The word recalled us to some wisdom. Alan ran upstairs and returned with our saddle-bags and James More's portmanteau; I picked up Catriona's bundle where she had dropped it on the stair; and we were setting forth out of that dangerous house, when Bazin stopped the way with cries and gesticulations. He had whipped under a table when the swords were drawn, but now he was as bold as a lion. There was his bill to be settled, there was a chair broken, Alan had sat among his dinner things, James More had fled.

"Here," I cried, "pay yourself," and flung him down some Lewie d'ors; for I thought it was no time to be accounting.

He sprang upon that money, and we passed him by, and ran forth into the open. Upon three sides of the house were seamen hasting and closing in; a little nearer to us James More waved his hat as if to hurry them; and right behind him, like some foolish person holding up his hands, were the sails of the windmill turning.

Alan gave but one glance, and laid himself down to run. He carried a great weight in James More's portmanteau; but I think he would as soon have lost his life as cast away that booty which was his revenge; and he ran so that I was distressed to follow him, and marvelled and exulted to see the girl bounding at my side.

As soon as we appeared, they cast off all disguise upon the other side; and the seamen pursued us with shouts and view-hullohs. We had a start of some two hundred yards, and they were but bandy-legged tarpaulins after all, that could not hope to better us at such an exercise. I suppose they were armed, but did not care to use their pistols on French ground. And as soon as I perceived that we not only held our advantage but drew a little away, I began to feel quite easy of the issue. For all which, it was a hot, brisk bit of work, so long as it lasted; Dunkirk was still far off; and when we popped over a knowe, and found a company of the garrison marching on the other side on some manoeuvre, I could very well understand the word that Alan had.

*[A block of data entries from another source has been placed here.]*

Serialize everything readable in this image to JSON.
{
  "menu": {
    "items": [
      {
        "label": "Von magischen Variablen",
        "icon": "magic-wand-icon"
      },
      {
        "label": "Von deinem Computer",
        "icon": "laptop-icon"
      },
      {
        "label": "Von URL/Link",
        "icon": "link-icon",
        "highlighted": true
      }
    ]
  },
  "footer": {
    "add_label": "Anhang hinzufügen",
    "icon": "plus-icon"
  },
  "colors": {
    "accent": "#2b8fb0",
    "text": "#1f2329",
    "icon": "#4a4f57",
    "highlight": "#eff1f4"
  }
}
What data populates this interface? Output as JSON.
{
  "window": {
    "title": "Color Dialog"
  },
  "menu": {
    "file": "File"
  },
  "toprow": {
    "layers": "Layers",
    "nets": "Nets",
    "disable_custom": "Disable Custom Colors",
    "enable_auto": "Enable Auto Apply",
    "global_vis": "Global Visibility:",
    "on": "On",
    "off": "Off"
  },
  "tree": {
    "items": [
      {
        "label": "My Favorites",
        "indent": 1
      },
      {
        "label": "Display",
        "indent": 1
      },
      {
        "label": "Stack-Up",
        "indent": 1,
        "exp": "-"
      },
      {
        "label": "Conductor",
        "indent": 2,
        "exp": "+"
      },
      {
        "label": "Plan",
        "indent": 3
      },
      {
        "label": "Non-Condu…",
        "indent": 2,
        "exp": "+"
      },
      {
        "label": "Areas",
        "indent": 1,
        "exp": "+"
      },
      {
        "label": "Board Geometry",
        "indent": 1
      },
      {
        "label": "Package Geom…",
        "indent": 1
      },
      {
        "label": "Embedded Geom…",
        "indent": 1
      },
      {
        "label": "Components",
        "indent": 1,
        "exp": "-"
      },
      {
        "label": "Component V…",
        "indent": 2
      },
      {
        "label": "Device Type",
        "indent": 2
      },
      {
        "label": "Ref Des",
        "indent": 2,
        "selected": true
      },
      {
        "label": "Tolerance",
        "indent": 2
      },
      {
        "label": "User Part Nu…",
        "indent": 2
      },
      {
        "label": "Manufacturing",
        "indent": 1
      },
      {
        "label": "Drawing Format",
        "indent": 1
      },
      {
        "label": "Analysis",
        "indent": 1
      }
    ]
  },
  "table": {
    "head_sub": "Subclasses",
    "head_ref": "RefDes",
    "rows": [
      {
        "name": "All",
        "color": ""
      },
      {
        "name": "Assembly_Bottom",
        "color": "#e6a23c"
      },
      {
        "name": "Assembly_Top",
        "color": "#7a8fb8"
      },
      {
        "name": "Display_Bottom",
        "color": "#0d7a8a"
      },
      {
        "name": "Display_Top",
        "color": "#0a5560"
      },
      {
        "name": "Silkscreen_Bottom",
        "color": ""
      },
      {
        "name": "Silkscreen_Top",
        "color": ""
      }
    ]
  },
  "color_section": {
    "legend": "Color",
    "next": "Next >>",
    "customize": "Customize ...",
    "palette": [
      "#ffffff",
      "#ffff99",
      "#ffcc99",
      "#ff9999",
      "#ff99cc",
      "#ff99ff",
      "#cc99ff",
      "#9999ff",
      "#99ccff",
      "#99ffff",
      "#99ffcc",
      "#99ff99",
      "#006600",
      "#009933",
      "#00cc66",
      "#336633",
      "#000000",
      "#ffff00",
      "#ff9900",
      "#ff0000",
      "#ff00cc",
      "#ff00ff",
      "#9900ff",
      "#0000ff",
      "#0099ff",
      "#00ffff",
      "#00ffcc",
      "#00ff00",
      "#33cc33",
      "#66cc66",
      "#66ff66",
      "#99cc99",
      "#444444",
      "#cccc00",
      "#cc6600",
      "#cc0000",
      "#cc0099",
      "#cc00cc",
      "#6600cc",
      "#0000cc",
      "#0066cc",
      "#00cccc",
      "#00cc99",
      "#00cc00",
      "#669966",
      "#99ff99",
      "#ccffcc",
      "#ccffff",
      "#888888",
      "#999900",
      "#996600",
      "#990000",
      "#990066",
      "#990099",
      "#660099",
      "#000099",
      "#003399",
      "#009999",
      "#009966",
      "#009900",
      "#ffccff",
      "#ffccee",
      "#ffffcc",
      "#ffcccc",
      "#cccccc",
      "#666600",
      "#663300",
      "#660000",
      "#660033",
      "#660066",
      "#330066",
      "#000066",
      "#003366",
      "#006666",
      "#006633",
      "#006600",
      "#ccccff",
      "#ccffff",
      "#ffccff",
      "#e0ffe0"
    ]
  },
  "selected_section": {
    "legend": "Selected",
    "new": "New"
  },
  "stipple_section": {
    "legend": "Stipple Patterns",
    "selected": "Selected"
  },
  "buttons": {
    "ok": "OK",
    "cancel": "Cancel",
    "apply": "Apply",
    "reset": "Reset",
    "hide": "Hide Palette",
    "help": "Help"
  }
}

He stopped running at once; and mopping at his brow, "They're a real bonny folk, the French nation," says he.